● **EXERCISE OBJECTIVE**
Within the entries below, find every line that has the string "glyph", then copy it.

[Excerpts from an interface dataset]
·····
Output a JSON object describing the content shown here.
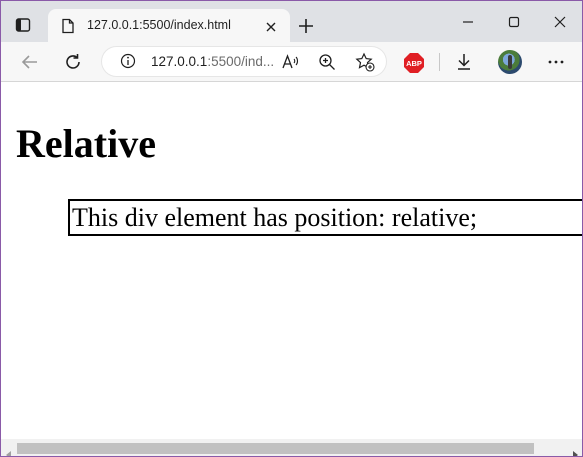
{
  "tab": {
    "title": "127.0.0.1:5500/index.html"
  },
  "address_bar": {
    "url_host": "127.0.0.1",
    "url_rest": ":5500/ind..."
  },
  "extensions": {
    "adblock_label": "ABP"
  },
  "page": {
    "heading": "Relative",
    "box_text": "This div element has position: relative;"
  },
  "colors": {
    "window_border": "#8a5aa8",
    "tabstrip_bg": "#dfe1e5",
    "toolbar_bg": "#f7f7f7",
    "adblock_red": "#e01f24"
  },
  "icons": [
    "tab-actions-icon",
    "page-icon",
    "close-tab-icon",
    "new-tab-icon",
    "minimize-icon",
    "maximize-icon",
    "close-window-icon",
    "back-icon",
    "refresh-icon",
    "info-icon",
    "read-aloud-icon",
    "zoom-icon",
    "add-favorite-icon",
    "adblock-icon",
    "download-icon",
    "profile-avatar",
    "more-icon",
    "scroll-left-icon",
    "scroll-right-icon"
  ]
}
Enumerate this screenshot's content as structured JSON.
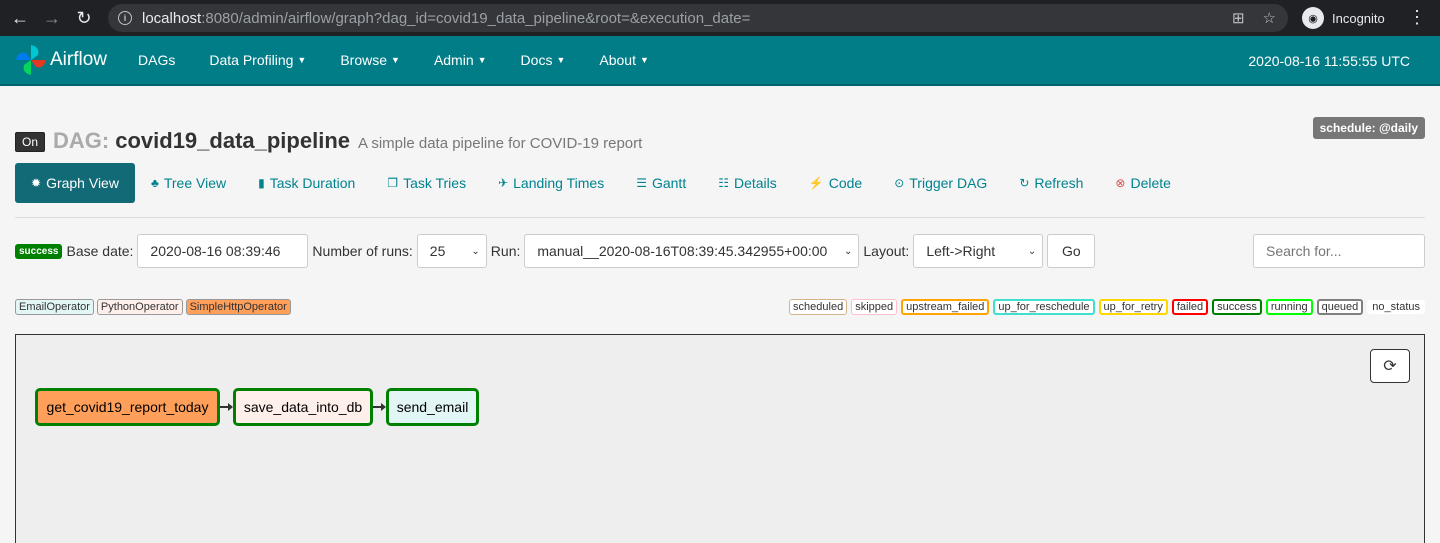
{
  "browser": {
    "url_host": "localhost",
    "url_rest": ":8080/admin/airflow/graph?dag_id=covid19_data_pipeline&root=&execution_date=",
    "profile_label": "Incognito"
  },
  "navbar": {
    "brand": "Airflow",
    "items": [
      {
        "label": "DAGs",
        "dropdown": false
      },
      {
        "label": "Data Profiling",
        "dropdown": true
      },
      {
        "label": "Browse",
        "dropdown": true
      },
      {
        "label": "Admin",
        "dropdown": true
      },
      {
        "label": "Docs",
        "dropdown": true
      },
      {
        "label": "About",
        "dropdown": true
      }
    ],
    "time": "2020-08-16 11:55:55 UTC",
    "color": "#017d87"
  },
  "dag": {
    "toggle": "On",
    "label": "DAG:",
    "id": "covid19_data_pipeline",
    "description": "A simple data pipeline for COVID-19 report",
    "schedule": "schedule: @daily"
  },
  "tabs": [
    {
      "label": "Graph View",
      "icon": "asterisk-icon",
      "glyph": "✹",
      "active": true
    },
    {
      "label": "Tree View",
      "icon": "tree-icon",
      "glyph": "♣",
      "active": false
    },
    {
      "label": "Task Duration",
      "icon": "bar-chart-icon",
      "glyph": "▮",
      "active": false
    },
    {
      "label": "Task Tries",
      "icon": "duplicate-icon",
      "glyph": "❐",
      "active": false
    },
    {
      "label": "Landing Times",
      "icon": "plane-icon",
      "glyph": "✈",
      "active": false
    },
    {
      "label": "Gantt",
      "icon": "align-left-icon",
      "glyph": "☰",
      "active": false
    },
    {
      "label": "Details",
      "icon": "list-icon",
      "glyph": "☷",
      "active": false
    },
    {
      "label": "Code",
      "icon": "flash-icon",
      "glyph": "⚡",
      "active": false
    },
    {
      "label": "Trigger DAG",
      "icon": "play-circle-icon",
      "glyph": "⊙",
      "active": false
    },
    {
      "label": "Refresh",
      "icon": "refresh-icon",
      "glyph": "↻",
      "active": false
    },
    {
      "label": "Delete",
      "icon": "remove-circle-icon",
      "glyph": "⊗",
      "active": false
    }
  ],
  "filters": {
    "status": "success",
    "base_date_label": "Base date:",
    "base_date": "2020-08-16 08:39:46",
    "num_runs_label": "Number of runs:",
    "num_runs": "25",
    "run_label": "Run:",
    "run": "manual__2020-08-16T08:39:45.342955+00:00",
    "layout_label": "Layout:",
    "layout": "Left->Right",
    "go": "Go",
    "search_placeholder": "Search for..."
  },
  "operators": [
    {
      "label": "EmailOperator",
      "color": "#e3f6f6"
    },
    {
      "label": "PythonOperator",
      "color": "#ffefeb"
    },
    {
      "label": "SimpleHttpOperator",
      "color": "#ff9f5a"
    }
  ],
  "states": [
    {
      "label": "scheduled",
      "color": "#d2b48c",
      "thick": false
    },
    {
      "label": "skipped",
      "color": "#ffc0cb",
      "thick": false
    },
    {
      "label": "upstream_failed",
      "color": "#ffa500",
      "thick": true
    },
    {
      "label": "up_for_reschedule",
      "color": "#40e0d0",
      "thick": true
    },
    {
      "label": "up_for_retry",
      "color": "#ffd700",
      "thick": true
    },
    {
      "label": "failed",
      "color": "#ff0000",
      "thick": true
    },
    {
      "label": "success",
      "color": "#008000",
      "thick": true
    },
    {
      "label": "running",
      "color": "#00ff00",
      "thick": true
    },
    {
      "label": "queued",
      "color": "#808080",
      "thick": true
    },
    {
      "label": "no_status",
      "color": "",
      "thick": false
    }
  ],
  "graph": {
    "nodes": [
      {
        "label": "get_covid19_report_today",
        "color": "#ff9f5a"
      },
      {
        "label": "save_data_into_db",
        "color": "#ffefeb"
      },
      {
        "label": "send_email",
        "color": "#e3f6f6"
      }
    ],
    "node_border": "#008000"
  }
}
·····
● **SOLUTION FOR THIS EXERCISE**
      "glyph": "✹",
      "glyph": "♣",
      "glyph": "▮",
      "glyph": "❐",
      "glyph": "✈",
      "glyph": "☰",
      "glyph": "☷",
      "glyph": "⚡",
      "glyph": "⊙",
      "glyph": "↻",
      "glyph": "⊗",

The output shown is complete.